*Check out our blog on “How Top 15 Brands Use Customer Feedback Effectively” to see more examples of how companies of all sizes use feedback.

Leverage Customer Feedback Management to Boost Your Business

Customer feedback management is a great way to listen to the voice of customers in a streamlined way. The process helps companies organize and manage the data, so it’s easy to analyze.

A big part of making this process successful is having a customer feedback management solution that collects in-content feedback and derives qualitative and quantitative data. 

But as mentioned in the best practices above, everything will amount to nothing if you don’t act on the feedback.
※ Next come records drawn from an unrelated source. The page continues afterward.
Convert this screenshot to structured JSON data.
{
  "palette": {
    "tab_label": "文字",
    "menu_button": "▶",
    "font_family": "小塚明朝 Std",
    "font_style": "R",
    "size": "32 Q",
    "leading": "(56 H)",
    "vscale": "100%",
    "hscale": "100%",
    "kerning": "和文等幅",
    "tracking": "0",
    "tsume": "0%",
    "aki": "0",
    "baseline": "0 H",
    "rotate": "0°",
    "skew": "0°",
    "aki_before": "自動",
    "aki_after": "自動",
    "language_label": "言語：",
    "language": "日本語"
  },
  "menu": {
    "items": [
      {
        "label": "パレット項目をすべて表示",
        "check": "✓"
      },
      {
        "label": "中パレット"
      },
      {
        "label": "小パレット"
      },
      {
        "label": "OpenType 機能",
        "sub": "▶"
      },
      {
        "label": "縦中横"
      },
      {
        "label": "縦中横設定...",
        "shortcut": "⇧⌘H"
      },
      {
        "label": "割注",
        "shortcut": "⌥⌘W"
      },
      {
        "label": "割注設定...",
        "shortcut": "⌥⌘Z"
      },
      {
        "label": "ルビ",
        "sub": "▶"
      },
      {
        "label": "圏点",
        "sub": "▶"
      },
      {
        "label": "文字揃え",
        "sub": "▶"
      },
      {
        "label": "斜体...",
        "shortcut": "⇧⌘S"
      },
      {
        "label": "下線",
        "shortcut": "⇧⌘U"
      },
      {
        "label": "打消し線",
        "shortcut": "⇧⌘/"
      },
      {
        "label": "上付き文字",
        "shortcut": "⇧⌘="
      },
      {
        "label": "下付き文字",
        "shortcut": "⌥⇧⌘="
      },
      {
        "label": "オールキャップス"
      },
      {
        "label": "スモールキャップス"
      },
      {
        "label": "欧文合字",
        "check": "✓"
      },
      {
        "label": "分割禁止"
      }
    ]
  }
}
So, strategize the feedback execution with your team to improve your brand experience and customer retention. And when you nail the execution, you’ll see positive results.

FREE. All Features. FOREVER!

Try our Forever FREE account with all premium features!

About the author

Shivani has more than 3 years of experience in the modern creative content paradigm and technical writing verticals. She has been published in The Boss Magazine, Reseller Club, and HR Technologist. She is passionate about Artificial Intelligence and has a deep understanding of how organizations can leverage customer support technologies for maximum success. In her free time, she enjoys Nail art, playing with her guinea pigs, and chilling with a bowl of cheese fries.